TRY IT:
Whenever a line in the records below holds the string "this", copy it out.

GIVEN DATA:
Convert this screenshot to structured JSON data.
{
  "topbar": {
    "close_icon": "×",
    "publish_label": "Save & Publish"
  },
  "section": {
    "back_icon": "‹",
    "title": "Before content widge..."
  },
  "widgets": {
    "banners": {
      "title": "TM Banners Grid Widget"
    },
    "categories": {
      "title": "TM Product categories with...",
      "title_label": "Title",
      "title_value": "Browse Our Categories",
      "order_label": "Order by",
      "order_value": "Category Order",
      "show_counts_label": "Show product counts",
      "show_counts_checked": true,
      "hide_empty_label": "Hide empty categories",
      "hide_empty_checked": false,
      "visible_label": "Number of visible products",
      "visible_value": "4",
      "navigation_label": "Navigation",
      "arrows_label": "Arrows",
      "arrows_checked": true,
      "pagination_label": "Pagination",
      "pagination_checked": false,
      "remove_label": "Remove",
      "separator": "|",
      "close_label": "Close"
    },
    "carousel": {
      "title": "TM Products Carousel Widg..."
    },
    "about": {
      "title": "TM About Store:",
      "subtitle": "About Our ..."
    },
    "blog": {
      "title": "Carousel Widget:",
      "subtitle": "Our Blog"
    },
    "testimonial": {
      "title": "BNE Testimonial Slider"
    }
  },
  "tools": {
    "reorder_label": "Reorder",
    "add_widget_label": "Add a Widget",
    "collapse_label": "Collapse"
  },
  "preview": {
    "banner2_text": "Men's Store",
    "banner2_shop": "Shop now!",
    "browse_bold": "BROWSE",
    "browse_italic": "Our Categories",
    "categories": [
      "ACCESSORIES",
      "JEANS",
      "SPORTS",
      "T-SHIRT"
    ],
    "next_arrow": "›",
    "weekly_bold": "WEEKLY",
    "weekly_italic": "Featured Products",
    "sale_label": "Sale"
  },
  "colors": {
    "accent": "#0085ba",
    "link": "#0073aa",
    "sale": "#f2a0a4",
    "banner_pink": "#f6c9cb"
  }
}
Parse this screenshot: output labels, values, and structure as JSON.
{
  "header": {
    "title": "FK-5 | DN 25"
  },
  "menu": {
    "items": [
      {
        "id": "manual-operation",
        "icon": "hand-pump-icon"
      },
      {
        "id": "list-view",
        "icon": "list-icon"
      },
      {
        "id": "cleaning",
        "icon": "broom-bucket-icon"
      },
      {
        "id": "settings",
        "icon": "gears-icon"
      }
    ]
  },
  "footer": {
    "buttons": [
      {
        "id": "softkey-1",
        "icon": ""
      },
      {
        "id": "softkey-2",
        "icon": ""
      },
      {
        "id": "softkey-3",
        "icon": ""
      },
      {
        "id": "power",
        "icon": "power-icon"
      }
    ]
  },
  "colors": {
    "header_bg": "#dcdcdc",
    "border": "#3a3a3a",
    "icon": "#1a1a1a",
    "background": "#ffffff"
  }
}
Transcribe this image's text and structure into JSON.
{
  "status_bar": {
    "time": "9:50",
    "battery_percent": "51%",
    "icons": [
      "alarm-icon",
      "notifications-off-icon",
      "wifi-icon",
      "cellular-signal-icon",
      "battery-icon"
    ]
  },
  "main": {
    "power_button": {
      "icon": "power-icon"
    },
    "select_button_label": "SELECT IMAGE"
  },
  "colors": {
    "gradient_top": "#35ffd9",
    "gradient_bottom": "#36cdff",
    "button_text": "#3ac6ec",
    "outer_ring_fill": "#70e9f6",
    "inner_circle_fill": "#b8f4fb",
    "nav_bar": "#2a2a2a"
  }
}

THE ANSWER:
Convert this screenshot to structured JSON data.
Parse this screenshot: output labels, values, and structure as JSON.
Transcribe this image's text and structure into JSON.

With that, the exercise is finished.